Dataset records:
————————

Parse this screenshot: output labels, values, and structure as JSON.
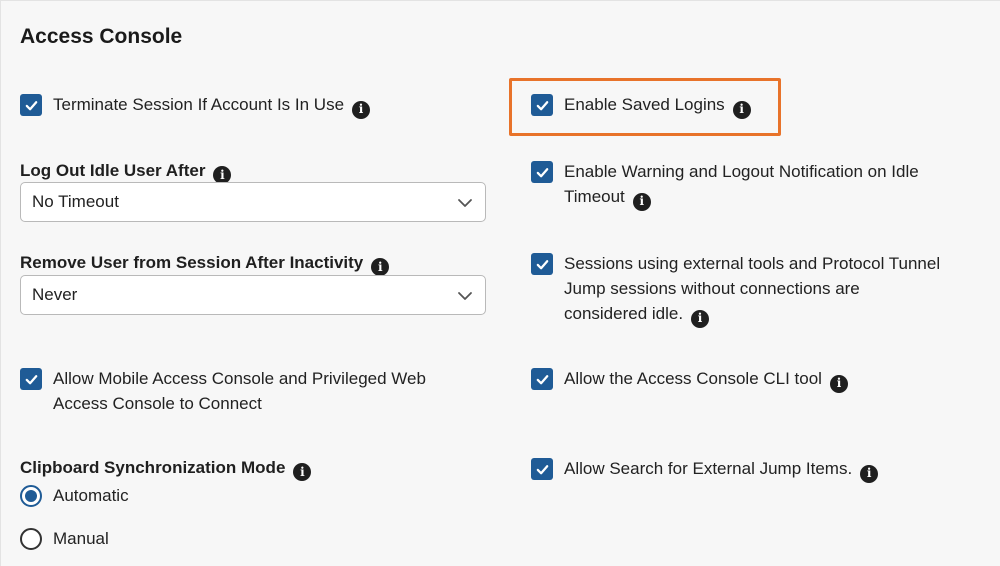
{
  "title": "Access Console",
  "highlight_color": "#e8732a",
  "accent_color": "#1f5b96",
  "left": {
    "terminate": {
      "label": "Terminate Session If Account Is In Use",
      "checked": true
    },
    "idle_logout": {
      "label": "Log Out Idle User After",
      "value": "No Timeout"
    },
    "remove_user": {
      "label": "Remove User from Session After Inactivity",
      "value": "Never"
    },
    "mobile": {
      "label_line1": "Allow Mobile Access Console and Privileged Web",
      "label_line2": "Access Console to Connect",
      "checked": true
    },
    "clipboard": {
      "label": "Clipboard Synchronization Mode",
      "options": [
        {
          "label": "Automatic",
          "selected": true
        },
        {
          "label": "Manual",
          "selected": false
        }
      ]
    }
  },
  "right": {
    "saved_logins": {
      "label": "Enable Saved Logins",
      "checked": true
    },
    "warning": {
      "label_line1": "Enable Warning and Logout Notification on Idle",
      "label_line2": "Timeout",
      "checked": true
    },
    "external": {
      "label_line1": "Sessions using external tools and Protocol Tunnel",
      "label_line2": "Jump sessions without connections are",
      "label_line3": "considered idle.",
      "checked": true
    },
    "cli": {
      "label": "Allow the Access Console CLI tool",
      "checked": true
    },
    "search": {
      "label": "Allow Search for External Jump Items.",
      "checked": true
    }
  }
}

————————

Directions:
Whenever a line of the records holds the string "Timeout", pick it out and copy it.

Solution:
      "value": "No Timeout"
      "label_line2": "Timeout",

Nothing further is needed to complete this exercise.